Reminds me of college, and the numerous times the fire alarms were set off (often 4-5 times a night on weekends). You'd trundle outside and wait until the fire crews gave it the all clear. Since it was a three story dorm, many a time we simply hid under the covers when the RA's came banging on the door on a cold winter's night.

yoo hoo said...

America, the land of inopportune over reaction! Do you have a particular musical score that you would set this scene too?

Heather said...

Reminds me of my wedding night...

Seriously, the hotel across the street had someone pull the alarm at 4 am on my wedding night/morning. We did not appreciate the early awakening.

My Mom graciously cut the piece out of the paper that lists the fire calls. What a nice momento of that lovely morning.

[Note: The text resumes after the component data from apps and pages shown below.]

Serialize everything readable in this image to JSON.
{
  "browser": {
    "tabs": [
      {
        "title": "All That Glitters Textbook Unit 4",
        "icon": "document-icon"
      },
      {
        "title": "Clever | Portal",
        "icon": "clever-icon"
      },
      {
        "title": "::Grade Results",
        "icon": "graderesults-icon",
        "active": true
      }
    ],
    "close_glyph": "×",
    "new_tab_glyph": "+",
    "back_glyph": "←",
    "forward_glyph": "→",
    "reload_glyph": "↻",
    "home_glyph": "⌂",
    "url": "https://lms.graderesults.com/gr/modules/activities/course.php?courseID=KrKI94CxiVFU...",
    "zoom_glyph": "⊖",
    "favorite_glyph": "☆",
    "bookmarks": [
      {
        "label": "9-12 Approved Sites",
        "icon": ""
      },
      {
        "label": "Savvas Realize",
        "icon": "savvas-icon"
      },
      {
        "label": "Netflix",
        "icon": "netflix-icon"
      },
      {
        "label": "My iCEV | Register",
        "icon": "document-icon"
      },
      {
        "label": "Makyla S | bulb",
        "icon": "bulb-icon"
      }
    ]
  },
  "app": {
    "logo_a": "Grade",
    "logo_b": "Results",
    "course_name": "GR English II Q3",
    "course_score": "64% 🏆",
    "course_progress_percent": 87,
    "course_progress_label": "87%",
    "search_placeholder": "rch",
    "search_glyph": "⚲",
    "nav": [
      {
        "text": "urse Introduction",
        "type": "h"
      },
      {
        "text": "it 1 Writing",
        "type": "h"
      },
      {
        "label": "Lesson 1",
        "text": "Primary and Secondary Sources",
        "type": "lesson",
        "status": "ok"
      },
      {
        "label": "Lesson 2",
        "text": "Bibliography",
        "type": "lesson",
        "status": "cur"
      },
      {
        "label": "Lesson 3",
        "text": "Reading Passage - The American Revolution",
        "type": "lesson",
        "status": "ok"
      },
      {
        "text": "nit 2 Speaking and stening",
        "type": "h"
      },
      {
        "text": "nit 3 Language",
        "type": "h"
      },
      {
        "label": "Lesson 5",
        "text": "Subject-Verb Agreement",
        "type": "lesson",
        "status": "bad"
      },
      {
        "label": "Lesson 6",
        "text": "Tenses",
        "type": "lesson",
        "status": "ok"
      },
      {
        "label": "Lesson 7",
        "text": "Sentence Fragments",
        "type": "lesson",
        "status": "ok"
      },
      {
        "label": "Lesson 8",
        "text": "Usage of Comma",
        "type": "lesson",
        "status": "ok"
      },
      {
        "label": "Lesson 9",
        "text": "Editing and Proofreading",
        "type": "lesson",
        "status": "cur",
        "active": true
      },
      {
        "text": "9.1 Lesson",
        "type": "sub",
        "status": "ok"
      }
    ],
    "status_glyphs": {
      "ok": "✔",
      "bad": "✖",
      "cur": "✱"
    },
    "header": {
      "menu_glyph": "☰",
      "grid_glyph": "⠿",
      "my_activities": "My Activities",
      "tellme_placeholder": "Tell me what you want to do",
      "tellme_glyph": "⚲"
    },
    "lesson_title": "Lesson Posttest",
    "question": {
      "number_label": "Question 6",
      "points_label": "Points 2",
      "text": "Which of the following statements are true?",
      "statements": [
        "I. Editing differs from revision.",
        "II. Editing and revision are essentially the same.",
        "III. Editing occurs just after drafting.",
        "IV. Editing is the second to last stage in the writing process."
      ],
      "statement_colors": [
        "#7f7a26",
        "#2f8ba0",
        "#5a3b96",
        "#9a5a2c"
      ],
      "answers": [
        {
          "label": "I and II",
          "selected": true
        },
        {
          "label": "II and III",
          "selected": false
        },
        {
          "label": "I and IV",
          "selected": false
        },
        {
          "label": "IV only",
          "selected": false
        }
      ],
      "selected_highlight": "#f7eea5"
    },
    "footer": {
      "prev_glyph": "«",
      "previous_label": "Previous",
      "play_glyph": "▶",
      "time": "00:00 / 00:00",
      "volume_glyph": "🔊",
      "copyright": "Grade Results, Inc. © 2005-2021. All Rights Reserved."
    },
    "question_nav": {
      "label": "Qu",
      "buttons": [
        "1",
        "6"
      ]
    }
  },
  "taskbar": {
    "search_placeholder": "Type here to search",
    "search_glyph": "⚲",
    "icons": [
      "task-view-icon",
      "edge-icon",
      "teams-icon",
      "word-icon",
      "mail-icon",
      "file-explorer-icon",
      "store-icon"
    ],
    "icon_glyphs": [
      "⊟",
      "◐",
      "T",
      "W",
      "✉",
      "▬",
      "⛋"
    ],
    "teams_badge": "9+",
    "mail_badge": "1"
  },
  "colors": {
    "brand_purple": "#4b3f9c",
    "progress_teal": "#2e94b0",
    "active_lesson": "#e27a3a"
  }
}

Anonymous said...

Reminds me of the time I was standing in your sister's bedroom doorway, and lightning hit the house & a bolt traveled right across the room--missing your sister by inches. Then we smelled smoke--called the fire dept--they came charging in, looked EVERYWHERE and finally decided it was the wiring in the walls that had gotten burned out when the lightning grounded itself in an electric outlet and traveled thru the whole house--even burning out the electric stove in the other end of the house. VERY scarey!!!

yellojkt said...

I would be pissed at having a good night's sleep ruined. And I feel real sorry for the laptop.

Waya said...

So, did you see anyone with nice lingerie on while waiting around for the fire dept?!

Jeff and Charli Lee said...

mooselet - I so wanted to hide under the covers until it passed - but the alarms were making my ears bleed!

blog-o-licious - Hmmm. Maybe Chariots of Fire?

heather - Maybe they pulled the alarm on you two - BECAUSE IT WAS TOO HOT IN YOUR HOTEL ROOM?!

mom - I know, that was so cool. We always had the "legend of the lightning strike" story when we were kids. Apparently we still do!

yellojkt - Thanks, the laptop appreciates your sympathy.

waya - No, but there was a guy standing in lobby in just his boxers. Nothing else. Honest.

Heather said...

Cough cough. Yeah, that's probably it. Too hot in our hotel room. Yeah.

Thanks for stopping by my blog!

Karl said...

But you were TEMPTED to jump out the window, right? Come on, give me something exciting after all those loud alarms and stuff.

Anonymous said...

No fire rescue for burt-out laptops, huh?

We have so many fire alarms where I work over burnt popcorn that I don't even hear them anymore.

What's so funny? said...

First, you're a lucky bastard that blogger lets you upload pics. I've given up on that.

Second, the whole babies out the window thing? I kept thinking Michael Jackson was there too.

Anonymous said...

Yikes! Now I'm glad you weren't in the jacuzzi. Fumbling madly for your p.j.'s in the dark with the fire alarm wailing while soaking wet would not have been fun!

but Momma said...

Honestly! And my husband can't figure out why I like to sleep fully dressed? What if there was a fire?